The Maxims And Reflections Of Burke selected and edited by F.W. Rafferty

If ever there was anything to which, from reason, nature, habit, and principle I am totally averse, it is persecution for conscientious difference of opinion.— Speech on Uniformity (III. 295).

The Christian religion itself arose without establishment, it arose even without toleration; and whilst its own principles were not tolerated, it conquered all the powers of darkness, it conquered all the powers of the world. The moment it began to depart from these principles, it converted the establishment into tyranny; it subverted its foundations from that very hour. Zealous as I am for the principle of an establishment, so just an abhorrence do I conceive against whatever may shake it. I know nothing but the supposed necessity of persecution that can make an establishment disgusting. I would have toleration a part of establishment, as a principle favourable to Christianity, and as a part of Christianity.— Speech on Dissenters (III. 306).

These men, who now complain so bitterly that they are shut out, will themselves bar the door against thousands of others. Dissent, not satisfied with toleration, is not conscience, but ambition.— Speech on Uniformity (III. 298).

Toleration, being a part of moral and political prudence, ought to be tender and large. A tolerant government ought not to he too scrupulous in its investigations; but may bear without blame, not only very ill-grounded doctrines, but even many things that are positively vices, where they are adulta et pracvalida. The good of the commonwealth is the rule which rides over the rest; and to this every other must completely submit— Langrishe (V. 172).

I wish to see the established church of England great and powerful; I wish to see her foundations laid low and deep, that she may crush the giant powers of rebellious darkness; I would have her head raised up to that Heaven to which she conducts us. I would have her open wide her hospitable gates by a noble and liberal comprehension; but I would have no breaches in her wall ; I would have her cherish all those who are within, and pity all those who are without; I would have her a common blessing to the world, an example, if not an instructor, to those who have not the happiness to belong to her; I would have her give a lesson of peace to mankind, that a vexed and wandering generation might be taught to seek for repose and toleration in the maternal bosom of Christian charity, and not in the harlot lap of infidelity and indifference.
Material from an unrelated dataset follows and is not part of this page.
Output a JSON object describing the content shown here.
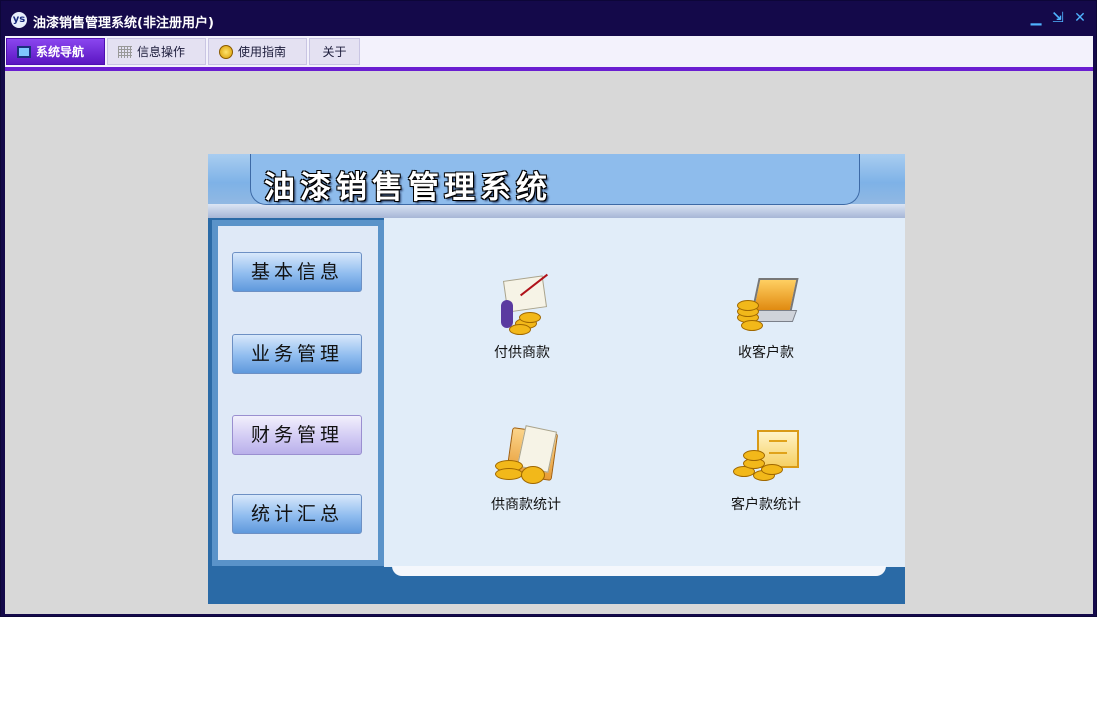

Nothing has driven people more into that house of seduction than the mutual hatred of Christian congregations. Long may we enjoy our church under a learned and edifying episcopacy. But episcopacy may fail, and religion exist. The most horrid and cruel blow that can be offered to civil society is through atheism. Do not promote diversity; when you have it, bear it; have as many sorts of religion as you find in your country; there is a reasonable worship in them all.— Speech on Dissenters (III. 315).

Even the man who does not hold revelation, yet who wishes that it were proved to him, who observes a pious silence with regard to it, such a man, though not a Christian, is governed by religious principles. Let him be tolerated in this country. Let it be but a serious religion, natural or revealed, take what you can get; cherish, blow up the slightest spark. One day it may be a pure and holy flame. By this proceeding you form an alliance, offensive and defensive, against those great ministers of darkness in the world, who are endeavouring to shake all the works of God established in order and beauty.— Speech on Dissenters (III. 316).

That those persons should tolerate all opinions, who think none to be of estimation, is a matter of small merit. Equal neglect is not impartial kindness. The species of benevolence, which arises from contempt, is no true charity. There are in England abundance of men who tolerate in the true spirit of toleration.— Reflections (IV. 166).